(Items from a data source)

◆ ◆ ◆ ◆

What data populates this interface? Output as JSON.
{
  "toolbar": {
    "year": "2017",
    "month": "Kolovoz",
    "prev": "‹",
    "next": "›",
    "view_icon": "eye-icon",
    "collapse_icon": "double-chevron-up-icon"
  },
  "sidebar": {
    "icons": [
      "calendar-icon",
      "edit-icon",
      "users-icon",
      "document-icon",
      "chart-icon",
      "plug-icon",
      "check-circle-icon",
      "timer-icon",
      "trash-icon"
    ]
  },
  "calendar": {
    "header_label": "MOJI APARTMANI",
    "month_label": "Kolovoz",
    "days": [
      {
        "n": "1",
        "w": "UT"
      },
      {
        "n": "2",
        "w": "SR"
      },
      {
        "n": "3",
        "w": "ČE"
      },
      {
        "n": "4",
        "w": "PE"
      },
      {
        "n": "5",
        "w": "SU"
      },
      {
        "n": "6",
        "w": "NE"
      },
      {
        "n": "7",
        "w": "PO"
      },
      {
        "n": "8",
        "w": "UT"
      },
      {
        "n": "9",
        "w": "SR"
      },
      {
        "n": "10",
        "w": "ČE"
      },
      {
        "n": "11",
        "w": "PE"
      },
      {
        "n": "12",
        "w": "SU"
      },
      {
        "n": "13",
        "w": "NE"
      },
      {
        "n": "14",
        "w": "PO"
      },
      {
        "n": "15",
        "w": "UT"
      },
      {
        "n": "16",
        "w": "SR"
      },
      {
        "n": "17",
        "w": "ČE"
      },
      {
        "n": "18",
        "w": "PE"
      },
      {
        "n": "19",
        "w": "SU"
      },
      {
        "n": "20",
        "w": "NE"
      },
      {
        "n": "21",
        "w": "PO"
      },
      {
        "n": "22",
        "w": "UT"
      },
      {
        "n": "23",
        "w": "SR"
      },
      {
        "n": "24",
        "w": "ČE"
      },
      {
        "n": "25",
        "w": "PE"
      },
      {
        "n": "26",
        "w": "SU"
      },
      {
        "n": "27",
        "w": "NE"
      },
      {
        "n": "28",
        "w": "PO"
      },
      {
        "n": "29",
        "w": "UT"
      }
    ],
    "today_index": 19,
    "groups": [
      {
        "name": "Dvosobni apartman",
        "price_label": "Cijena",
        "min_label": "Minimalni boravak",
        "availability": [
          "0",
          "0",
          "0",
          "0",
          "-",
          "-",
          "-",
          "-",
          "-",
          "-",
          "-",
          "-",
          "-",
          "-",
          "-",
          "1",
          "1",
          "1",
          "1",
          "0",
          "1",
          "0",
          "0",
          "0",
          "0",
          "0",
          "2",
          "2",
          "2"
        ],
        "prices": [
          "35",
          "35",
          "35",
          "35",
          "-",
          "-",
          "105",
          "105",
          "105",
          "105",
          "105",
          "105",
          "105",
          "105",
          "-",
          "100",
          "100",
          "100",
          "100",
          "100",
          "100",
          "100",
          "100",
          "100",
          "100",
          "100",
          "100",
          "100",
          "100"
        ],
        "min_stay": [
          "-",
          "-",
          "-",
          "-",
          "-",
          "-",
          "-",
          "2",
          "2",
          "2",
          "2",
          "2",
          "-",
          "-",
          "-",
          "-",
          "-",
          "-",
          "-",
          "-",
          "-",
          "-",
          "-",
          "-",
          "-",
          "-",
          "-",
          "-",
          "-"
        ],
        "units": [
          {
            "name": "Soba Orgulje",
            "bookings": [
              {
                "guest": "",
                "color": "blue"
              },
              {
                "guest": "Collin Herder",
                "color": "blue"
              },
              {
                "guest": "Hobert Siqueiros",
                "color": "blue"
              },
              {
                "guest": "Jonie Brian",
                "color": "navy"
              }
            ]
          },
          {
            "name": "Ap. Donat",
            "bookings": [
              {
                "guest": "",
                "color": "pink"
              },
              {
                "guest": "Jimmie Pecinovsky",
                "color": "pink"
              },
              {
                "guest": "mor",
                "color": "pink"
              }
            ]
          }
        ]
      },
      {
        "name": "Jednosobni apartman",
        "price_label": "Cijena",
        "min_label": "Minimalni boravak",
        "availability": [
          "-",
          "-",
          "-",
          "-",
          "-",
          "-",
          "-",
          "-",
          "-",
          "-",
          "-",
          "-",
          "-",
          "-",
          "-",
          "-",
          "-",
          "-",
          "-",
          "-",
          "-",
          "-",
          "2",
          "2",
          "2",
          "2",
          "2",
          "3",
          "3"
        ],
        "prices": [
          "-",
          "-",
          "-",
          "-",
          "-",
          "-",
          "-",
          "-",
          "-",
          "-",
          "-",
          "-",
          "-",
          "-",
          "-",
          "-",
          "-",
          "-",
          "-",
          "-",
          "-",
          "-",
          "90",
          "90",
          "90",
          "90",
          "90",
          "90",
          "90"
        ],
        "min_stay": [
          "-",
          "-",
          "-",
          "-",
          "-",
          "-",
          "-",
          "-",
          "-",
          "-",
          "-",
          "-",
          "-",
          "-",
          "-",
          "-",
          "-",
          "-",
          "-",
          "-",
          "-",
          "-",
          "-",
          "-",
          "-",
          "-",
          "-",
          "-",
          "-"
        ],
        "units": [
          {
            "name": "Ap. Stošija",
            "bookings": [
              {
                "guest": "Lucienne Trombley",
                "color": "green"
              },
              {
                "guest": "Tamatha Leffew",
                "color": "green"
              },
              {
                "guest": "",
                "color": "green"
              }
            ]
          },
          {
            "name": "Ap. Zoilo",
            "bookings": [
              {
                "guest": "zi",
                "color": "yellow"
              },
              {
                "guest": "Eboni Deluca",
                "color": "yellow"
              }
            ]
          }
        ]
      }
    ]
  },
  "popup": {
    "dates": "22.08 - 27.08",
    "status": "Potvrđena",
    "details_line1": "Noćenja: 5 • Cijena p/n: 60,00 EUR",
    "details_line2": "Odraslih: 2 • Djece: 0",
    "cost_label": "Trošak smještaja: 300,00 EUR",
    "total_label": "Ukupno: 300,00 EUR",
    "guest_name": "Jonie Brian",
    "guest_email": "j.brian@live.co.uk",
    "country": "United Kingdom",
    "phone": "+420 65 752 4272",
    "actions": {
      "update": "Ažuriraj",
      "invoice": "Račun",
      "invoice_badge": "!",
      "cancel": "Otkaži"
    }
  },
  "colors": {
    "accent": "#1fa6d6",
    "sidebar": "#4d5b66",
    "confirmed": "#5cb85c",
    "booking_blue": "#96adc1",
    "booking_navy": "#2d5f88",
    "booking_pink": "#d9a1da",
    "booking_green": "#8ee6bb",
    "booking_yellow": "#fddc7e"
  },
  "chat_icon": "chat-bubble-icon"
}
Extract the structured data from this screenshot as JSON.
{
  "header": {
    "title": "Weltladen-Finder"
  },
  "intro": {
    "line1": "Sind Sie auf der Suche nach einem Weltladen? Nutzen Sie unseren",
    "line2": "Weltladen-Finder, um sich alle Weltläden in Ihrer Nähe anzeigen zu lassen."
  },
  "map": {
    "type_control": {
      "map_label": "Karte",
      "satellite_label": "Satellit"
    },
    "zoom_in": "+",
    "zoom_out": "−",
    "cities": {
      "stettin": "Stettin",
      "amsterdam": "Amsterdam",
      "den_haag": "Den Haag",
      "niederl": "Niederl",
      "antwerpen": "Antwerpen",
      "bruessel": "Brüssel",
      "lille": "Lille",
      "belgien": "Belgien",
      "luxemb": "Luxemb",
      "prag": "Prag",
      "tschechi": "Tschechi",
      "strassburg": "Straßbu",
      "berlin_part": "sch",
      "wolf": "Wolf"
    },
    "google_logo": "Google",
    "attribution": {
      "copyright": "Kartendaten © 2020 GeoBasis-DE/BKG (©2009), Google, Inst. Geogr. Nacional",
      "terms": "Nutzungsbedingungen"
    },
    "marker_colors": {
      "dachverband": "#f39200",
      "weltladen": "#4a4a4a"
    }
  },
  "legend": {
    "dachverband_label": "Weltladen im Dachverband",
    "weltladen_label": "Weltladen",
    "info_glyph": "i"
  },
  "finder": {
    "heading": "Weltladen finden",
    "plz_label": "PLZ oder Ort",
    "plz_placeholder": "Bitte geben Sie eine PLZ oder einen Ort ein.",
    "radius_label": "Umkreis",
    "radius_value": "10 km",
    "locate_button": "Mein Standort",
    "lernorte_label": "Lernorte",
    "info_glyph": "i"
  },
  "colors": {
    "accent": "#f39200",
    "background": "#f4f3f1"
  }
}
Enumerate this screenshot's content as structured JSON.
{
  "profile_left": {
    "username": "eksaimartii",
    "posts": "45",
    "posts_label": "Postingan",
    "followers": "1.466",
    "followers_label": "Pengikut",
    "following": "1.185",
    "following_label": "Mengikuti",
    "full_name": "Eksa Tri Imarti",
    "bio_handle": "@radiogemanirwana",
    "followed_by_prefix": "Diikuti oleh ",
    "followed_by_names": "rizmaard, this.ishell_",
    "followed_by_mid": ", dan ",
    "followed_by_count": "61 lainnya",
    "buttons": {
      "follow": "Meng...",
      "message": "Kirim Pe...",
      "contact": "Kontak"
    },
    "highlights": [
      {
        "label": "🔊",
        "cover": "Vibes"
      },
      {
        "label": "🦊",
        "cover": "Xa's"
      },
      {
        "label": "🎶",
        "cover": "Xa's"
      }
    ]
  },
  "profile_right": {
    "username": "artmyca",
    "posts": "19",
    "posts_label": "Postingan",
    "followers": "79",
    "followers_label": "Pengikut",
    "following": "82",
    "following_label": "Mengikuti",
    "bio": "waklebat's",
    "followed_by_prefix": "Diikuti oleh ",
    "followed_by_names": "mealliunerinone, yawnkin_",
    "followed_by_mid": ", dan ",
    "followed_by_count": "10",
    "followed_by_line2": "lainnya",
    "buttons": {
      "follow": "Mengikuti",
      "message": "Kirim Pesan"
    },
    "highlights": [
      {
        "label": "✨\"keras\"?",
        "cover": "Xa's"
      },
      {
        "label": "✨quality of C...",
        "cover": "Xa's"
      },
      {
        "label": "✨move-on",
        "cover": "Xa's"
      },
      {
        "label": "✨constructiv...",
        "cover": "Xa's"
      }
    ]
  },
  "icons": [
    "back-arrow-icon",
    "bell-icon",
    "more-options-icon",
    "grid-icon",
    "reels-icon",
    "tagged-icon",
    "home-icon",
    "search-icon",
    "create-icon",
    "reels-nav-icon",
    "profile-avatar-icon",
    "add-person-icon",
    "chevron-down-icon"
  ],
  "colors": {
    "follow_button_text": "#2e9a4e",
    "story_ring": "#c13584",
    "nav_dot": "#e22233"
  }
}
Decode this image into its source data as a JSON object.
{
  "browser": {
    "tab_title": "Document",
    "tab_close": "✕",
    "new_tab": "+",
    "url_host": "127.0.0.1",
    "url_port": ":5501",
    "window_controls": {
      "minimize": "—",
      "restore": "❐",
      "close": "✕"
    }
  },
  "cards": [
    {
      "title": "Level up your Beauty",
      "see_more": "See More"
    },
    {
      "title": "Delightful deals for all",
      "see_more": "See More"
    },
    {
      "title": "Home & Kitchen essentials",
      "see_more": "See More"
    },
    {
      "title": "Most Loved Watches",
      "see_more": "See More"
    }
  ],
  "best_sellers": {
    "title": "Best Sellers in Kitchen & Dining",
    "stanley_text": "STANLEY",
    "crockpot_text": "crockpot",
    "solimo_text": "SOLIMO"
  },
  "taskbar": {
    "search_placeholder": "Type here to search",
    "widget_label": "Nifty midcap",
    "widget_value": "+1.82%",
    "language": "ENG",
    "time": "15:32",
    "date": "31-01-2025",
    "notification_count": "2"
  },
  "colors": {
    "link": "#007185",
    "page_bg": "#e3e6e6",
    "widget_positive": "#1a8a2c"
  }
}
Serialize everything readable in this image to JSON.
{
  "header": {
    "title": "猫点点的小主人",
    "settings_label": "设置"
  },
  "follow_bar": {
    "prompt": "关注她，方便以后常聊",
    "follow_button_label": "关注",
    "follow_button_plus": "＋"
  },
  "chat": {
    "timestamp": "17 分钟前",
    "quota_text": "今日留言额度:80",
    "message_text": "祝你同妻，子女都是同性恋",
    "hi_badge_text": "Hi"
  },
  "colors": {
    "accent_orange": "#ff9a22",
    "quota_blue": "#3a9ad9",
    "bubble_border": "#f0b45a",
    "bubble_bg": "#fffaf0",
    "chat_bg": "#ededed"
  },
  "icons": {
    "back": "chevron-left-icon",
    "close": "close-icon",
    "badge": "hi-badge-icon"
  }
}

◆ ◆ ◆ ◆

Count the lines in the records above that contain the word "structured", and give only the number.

_Reply_
2